I think this varies with the translator and the text. I often feel like I’m an actor, playing certain roles when I’m translating a particular text. There’s a certain vibration that emerges between the text and myself, a tension. I’m trying to be “faithful” to the text, while dissolving it and bringing it into a new form. I can’t help but feel like a collaborator with the writer whose work I’m translating. I like how translation confuses people sometimes. Who wrote this? I love the blurring of identities that can occur in translation. The translator is like this phantom that hovers beside the reader. Just like the author of the text hovers beside the translator. I feel just as close to the texts I translate as I do to my own poems and essays.
You previously translated the poems of José Antonio Ramos Sucre, and your next translation is of The Conspiracy by Venezuelan novelist, Israel Centeno. How was it to translate fiction rather than poetry, and how is it for you to be the first English translator of Centeno, a writer who’s published more than fifteen works in Venezuela?
I first met Israel in Caracas in 2007. I was down there visiting my father and I e-mailed Israel, whose work I had discovered in the early 2000s and whose blog I had been reading for several years. On subsequent visits to Venezuela I would always hang out with Israel and his wife Graciela. Israel used to go hiking regularly in the Mount Ávila state park that overlooks Caracas, and I accompanied him on these hikes whenever I could. When the opportunity to translate one of his novels arose, I was thrilled.

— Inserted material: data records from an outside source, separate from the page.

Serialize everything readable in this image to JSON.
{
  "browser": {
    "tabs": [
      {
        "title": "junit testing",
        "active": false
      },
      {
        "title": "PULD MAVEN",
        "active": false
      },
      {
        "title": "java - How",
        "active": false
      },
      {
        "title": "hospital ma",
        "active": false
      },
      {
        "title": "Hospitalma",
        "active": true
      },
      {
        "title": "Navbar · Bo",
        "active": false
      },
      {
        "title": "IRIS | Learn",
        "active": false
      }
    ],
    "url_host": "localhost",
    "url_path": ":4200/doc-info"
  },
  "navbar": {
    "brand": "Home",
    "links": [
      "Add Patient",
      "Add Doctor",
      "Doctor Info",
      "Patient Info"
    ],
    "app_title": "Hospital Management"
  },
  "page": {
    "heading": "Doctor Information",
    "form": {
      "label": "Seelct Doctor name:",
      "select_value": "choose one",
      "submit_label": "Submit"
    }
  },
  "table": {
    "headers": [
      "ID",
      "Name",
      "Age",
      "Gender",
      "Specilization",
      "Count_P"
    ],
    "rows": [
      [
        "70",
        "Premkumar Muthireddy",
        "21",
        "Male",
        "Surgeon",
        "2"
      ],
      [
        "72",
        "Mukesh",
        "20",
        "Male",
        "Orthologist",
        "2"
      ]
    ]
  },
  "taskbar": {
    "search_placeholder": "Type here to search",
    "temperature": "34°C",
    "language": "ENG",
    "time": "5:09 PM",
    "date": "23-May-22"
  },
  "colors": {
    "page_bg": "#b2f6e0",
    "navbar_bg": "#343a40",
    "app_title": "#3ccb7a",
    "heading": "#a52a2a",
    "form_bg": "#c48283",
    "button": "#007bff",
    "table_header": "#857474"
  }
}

Probably the biggest difference with translating The Conspiracy is that I had a deadline. Previously, with my Ramos Sucre translations, I spent about three years posting my translations as I wrote them on Venepoetics, becoming more and more obsessed with Ramos Sucre. But it wasn’t for anyone, other than friends and readers of my blog.

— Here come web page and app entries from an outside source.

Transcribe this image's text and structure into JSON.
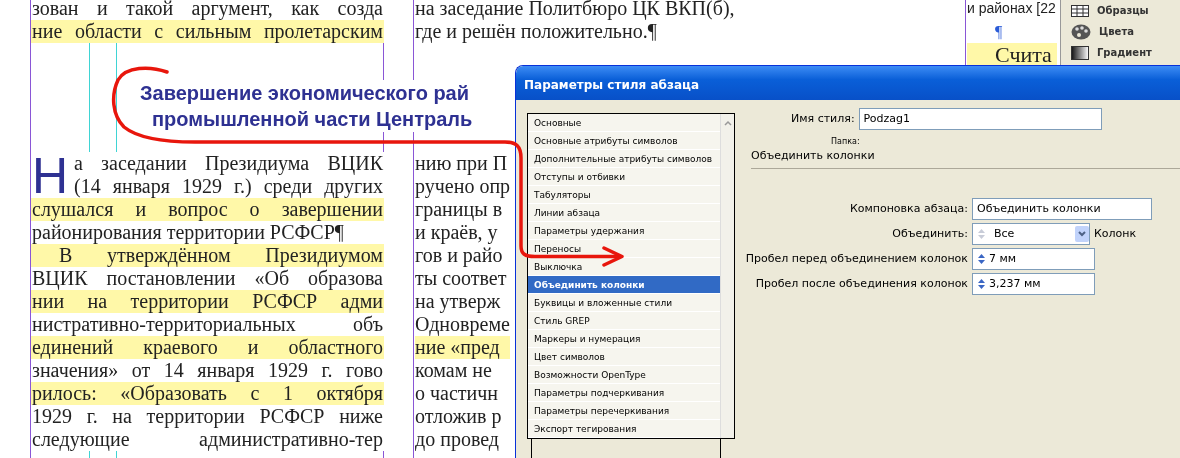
{
  "document": {
    "column_1_top": [
      {
        "text": "зован и такой аргумент, как созда",
        "highlighted": false
      },
      {
        "text": "ние области с сильным пролетарским",
        "highlighted": true
      }
    ],
    "column_2_top": [
      {
        "text": "на заседание Политбюро ЦК ВКП(б),",
        "highlighted": false
      },
      {
        "text": "где и решён положительно.¶",
        "highlighted": false
      }
    ],
    "heading": [
      "Завершение экономического рай",
      "промышленной части Централь"
    ],
    "drop_cap": "Н",
    "column_1_body": [
      {
        "text": "а заседании Президиума ВЦИК",
        "highlighted": false,
        "kind": "dropcap"
      },
      {
        "text": "(14 января 1929 г.) среди других",
        "highlighted": false,
        "kind": "dropcap"
      },
      {
        "text": "слушался и вопрос о завершении",
        "highlighted": true,
        "kind": "line"
      },
      {
        "text": "районирования территории РСФСР¶",
        "highlighted": false,
        "kind": "last"
      },
      {
        "text": "В утверждённом Президиумом",
        "highlighted": true,
        "kind": "first"
      },
      {
        "text": "ВЦИК постановлении «Об образова",
        "highlighted": false,
        "kind": "line"
      },
      {
        "text": "нии на территории РСФСР адми",
        "highlighted": true,
        "kind": "line"
      },
      {
        "text": "нистративно-территориальных объ",
        "highlighted": false,
        "kind": "line"
      },
      {
        "text": "единений краевого и областного",
        "highlighted": true,
        "kind": "line"
      },
      {
        "text": "значения» от 14 января 1929 г. гово",
        "highlighted": false,
        "kind": "line"
      },
      {
        "text": "рилось: «Образовать с 1 октября",
        "highlighted": true,
        "kind": "line"
      },
      {
        "text": "1929 г. на территории РСФСР ниже",
        "highlighted": false,
        "kind": "line"
      },
      {
        "text": "следующие административно-тер",
        "highlighted": false,
        "kind": "line"
      }
    ],
    "column_2_body": [
      {
        "text": "нию при П",
        "highlighted": false
      },
      {
        "text": "ручено опр",
        "highlighted": false
      },
      {
        "text": "границы в",
        "highlighted": false
      },
      {
        "text": "и краёв, у",
        "highlighted": false
      },
      {
        "text": "гов и райо",
        "highlighted": false
      },
      {
        "text": "ты соответ",
        "highlighted": false
      },
      {
        "text": "на утверж",
        "highlighted": false
      },
      {
        "text": "Одновреме",
        "highlighted": false
      },
      {
        "text": "ние «пред",
        "highlighted": true
      },
      {
        "text": "комам не",
        "highlighted": false
      },
      {
        "text": "о частичн",
        "highlighted": false
      },
      {
        "text": "отложив р",
        "highlighted": false
      },
      {
        "text": "до провед",
        "highlighted": false
      }
    ],
    "column_3": [
      {
        "text": "и районах [22",
        "highlighted": false,
        "kind": "small"
      },
      {
        "text": "¶",
        "highlighted": false,
        "kind": "mark"
      },
      {
        "text": "Счита",
        "highlighted": true,
        "kind": "first"
      }
    ]
  },
  "panel": {
    "items": [
      {
        "label": "Образцы",
        "kind": "swatches"
      },
      {
        "label": "Цвета",
        "kind": "palette"
      },
      {
        "label": "Градиент",
        "kind": "gradient"
      }
    ]
  },
  "dialog": {
    "title": "Параметры стиля абзаца",
    "categories": [
      {
        "label": "Основные",
        "selected": false
      },
      {
        "label": "Основные атрибуты символов",
        "selected": false
      },
      {
        "label": "Дополнительные атрибуты символов",
        "selected": false
      },
      {
        "label": "Отступы и отбивки",
        "selected": false
      },
      {
        "label": "Табуляторы",
        "selected": false
      },
      {
        "label": "Линии абзаца",
        "selected": false
      },
      {
        "label": "Параметры удержания",
        "selected": false
      },
      {
        "label": "Переносы",
        "selected": false
      },
      {
        "label": "Выключка",
        "selected": false
      },
      {
        "label": "Объединить колонки",
        "selected": true
      },
      {
        "label": "Буквицы и вложенные стили",
        "selected": false
      },
      {
        "label": "Стиль GREP",
        "selected": false
      },
      {
        "label": "Маркеры и нумерация",
        "selected": false
      },
      {
        "label": "Цвет символов",
        "selected": false
      },
      {
        "label": "Возможности OpenType",
        "selected": false
      },
      {
        "label": "Параметры подчеркивания",
        "selected": false
      },
      {
        "label": "Параметры перечеркивания",
        "selected": false
      },
      {
        "label": "Экспорт тегирования",
        "selected": false
      }
    ],
    "style_name_label": "Имя стиля:",
    "style_name": "Podzag1",
    "folder_label": "Папка:",
    "section_title": "Объединить колонки",
    "fields": [
      {
        "label": "Компоновка абзаца:",
        "value": "Объединить колонки",
        "kind": "text"
      },
      {
        "label": "Объединить:",
        "value": "Все",
        "kind": "combo",
        "disabled": true,
        "suffix": "Колонк"
      },
      {
        "label": "Пробел перед объединением колонок",
        "value": "7 мм",
        "kind": "spin",
        "disabled": false
      },
      {
        "label": "Пробел после объединения колонок",
        "value": "3,237 мм",
        "kind": "spin",
        "disabled": false
      }
    ]
  }
}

With The Conspiracy, I was definitely overwhelmed by the pace imposed by a deadline. I was intimidated by the length of the manuscript, and by the variety of characters and situations I had to render in English.

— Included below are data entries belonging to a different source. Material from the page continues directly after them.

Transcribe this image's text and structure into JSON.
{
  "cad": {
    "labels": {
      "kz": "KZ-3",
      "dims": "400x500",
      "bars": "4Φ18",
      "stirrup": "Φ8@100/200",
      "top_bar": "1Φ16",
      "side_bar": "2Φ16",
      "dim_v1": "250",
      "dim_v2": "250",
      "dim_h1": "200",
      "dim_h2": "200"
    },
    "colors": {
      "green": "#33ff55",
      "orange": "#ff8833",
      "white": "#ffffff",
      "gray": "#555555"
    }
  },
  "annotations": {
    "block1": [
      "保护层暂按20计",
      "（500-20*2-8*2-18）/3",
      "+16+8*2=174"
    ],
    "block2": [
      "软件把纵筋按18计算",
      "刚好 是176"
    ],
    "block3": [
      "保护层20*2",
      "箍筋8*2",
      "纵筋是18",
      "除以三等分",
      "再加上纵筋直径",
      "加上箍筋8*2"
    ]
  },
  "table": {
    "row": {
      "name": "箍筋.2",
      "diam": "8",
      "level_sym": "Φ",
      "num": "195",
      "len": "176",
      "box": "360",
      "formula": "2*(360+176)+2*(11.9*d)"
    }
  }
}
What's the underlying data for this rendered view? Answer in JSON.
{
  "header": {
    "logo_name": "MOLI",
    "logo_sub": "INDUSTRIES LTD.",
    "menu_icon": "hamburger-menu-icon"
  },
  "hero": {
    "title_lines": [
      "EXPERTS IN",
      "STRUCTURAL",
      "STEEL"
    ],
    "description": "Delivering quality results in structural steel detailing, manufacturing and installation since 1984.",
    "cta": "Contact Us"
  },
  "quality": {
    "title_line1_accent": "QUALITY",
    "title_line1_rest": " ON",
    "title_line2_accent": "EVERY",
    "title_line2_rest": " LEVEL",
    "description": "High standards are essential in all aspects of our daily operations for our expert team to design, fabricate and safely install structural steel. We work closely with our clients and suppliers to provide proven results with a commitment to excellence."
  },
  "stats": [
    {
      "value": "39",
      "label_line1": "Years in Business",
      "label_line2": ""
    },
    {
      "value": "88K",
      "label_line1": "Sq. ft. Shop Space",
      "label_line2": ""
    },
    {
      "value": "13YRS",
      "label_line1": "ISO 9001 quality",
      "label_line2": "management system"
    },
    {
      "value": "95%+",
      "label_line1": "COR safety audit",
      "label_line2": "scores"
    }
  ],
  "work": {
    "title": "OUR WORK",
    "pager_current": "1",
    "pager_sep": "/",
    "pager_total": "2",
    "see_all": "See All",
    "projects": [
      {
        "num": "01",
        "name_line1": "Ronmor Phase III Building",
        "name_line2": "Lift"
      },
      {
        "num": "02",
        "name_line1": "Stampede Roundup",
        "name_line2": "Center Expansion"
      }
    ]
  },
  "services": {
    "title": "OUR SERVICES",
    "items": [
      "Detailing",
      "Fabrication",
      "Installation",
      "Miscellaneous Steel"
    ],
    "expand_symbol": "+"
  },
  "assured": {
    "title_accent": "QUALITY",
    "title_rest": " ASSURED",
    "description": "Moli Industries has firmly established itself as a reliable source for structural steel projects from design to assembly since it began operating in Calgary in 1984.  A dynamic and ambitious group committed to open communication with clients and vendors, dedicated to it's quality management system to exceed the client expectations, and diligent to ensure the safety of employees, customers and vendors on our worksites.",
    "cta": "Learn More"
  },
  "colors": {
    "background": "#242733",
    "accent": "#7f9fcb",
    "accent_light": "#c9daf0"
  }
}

Israel began as a poet and his work is often imbued with poetic elements. He was one of the people in Venezuela who helped me, for instance, during my research on José Antonio Ramos Sucre. This made the shift between poetry and fiction less abrupt.
Now I’m really looking forward to seeing what happens when the book is officially published, in the late spring or early summer. With my role as Israel’s translator, I’m nearly invisible, and I like that. With the Ramos Sucre translation, I’m constantly speaking for him at talks or readings. I’m here in 2014, alive, more or less representing Ramos Sucre. With Israel’s book, on the other hand, he’s around to present and discuss his own work, so I get to sit backstage and watch. This is what I love about translation, that I get to be a type of actor, I have the chance to become other people, other voices.
Guillermo Parra (Cambridge, MA, 1970) is a poet and translator. He has published José Antonio Ramos Sucre: Selected Works (University of New Orleans Press, 2012), which was included by World Literature Today in its list of “75 Notable Translations 2012.” He writes the translation blog Venepoetics and lives in Pittsburgh.